Conservatives are quick to say there is no war on women, and they are right. The war is on women, gays, poor people, urban areas, public transit, science, and _____________ (fill in the blank – there are plenty of options).
Maybe it’s time for the American Psychological Association to consider a new disorder: legislative clinical psychology. It’s the condition that occurs when average people become part of partisan group and the groupthink that emerges leads them to force their opinions on others rather than focus on the prime responsibilities for which they were elected.
As we have seen, it is a condition in which they are unable to see boundaries or exercise fair play. It’s seen in the barrage of bills that interfere with local decision-making by right-wing legislators who know they can’t win through the local ballot box so they continually try to mandate decisions for majority African-American Shelby County.
It is patently undemocratic – not to mention autocratic – in that it negates majority rule at the local level. It’s seen when a handful of local state legislators veto decisions by Memphis City Council and Shelby County Board of Commissioners.
Some apologists say it’s simply politics. It isn’t. It’s an unprecedented level of interference by state government. It’s also an unprecedented number of mandates on local government.
As we’ve seen on the issue of unified school district, legislators are always for the process until they are against it. There’s no question that at any time, there is always a state legislator willing to put his thumb on the scales if he doesn’t like a decisions in the local process, such as getting the towns to pay a fair price for schools in their city.
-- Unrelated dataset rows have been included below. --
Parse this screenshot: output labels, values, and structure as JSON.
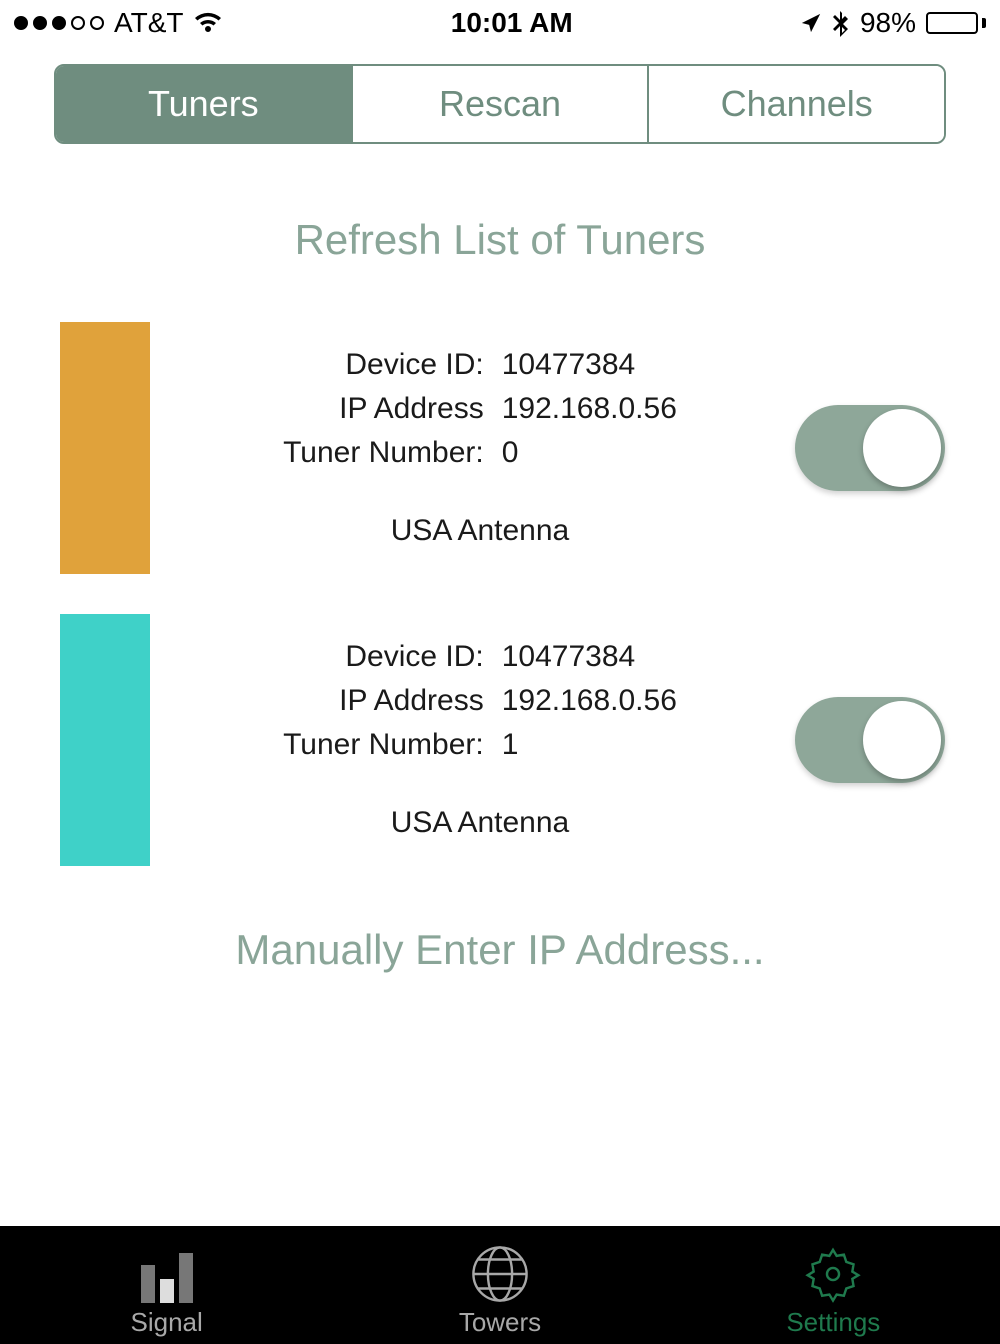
{
  "status": {
    "carrier": "AT&T",
    "time": "10:01 AM",
    "battery_pct": "98%"
  },
  "segmented": {
    "tuners": "Tuners",
    "rescan": "Rescan",
    "channels": "Channels"
  },
  "refresh_label": "Refresh List of Tuners",
  "labels": {
    "device_id": "Device ID:",
    "ip_address": "IP Address",
    "tuner_number": "Tuner Number:"
  },
  "tuners": [
    {
      "device_id": "10477384",
      "ip": "192.168.0.56",
      "tuner_number": "0",
      "antenna": "USA Antenna",
      "enabled": true,
      "color": "#e0a23b"
    },
    {
      "device_id": "10477384",
      "ip": "192.168.0.56",
      "tuner_number": "1",
      "antenna": "USA Antenna",
      "enabled": true,
      "color": "#3fd1c8"
    }
  ],
  "manual_label": "Manually Enter IP Address...",
  "tabs": {
    "signal": "Signal",
    "towers": "Towers",
    "settings": "Settings"
  }
}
We live in strange times, and the hopeful view is that the burst of extremism that we are witnessing these days is the last gasp of people who are on the wrong side of history, and in the face of change, they cling to the notion of a nation that hasn’t existed since Ozzie and Harriet was on television.
These days, Barry Goldwater – who once shook up American politics with his statement that extremism in the defense of liberty is no vice while running for President in 1965 and who was the father of the conservative resurgence – would likely be a pariah in today’s American conservatism.
After all, he also said: “I’m frankly sick and tired of the political preachers across this country telling me as a citizen that if I want to be a moral person, I must believe in ‘A,’ ‘B,’ ‘C’” and ‘D.’ Just who do they think they are? And from where do they presume to claim the right to dictate their moral beliefs to me?
“And I am even more angry as a legislator who must endure the threats of every religious group who thinks it has some God-granted right to control my vote on every roll call in the Senate. I am warning them today: I will fight them every step of the way if they try to dictate their moral convictions to all Americans in the name of ‘conservatism.’”
If only he were around today to say that to the majority in the Tennessee Legislature.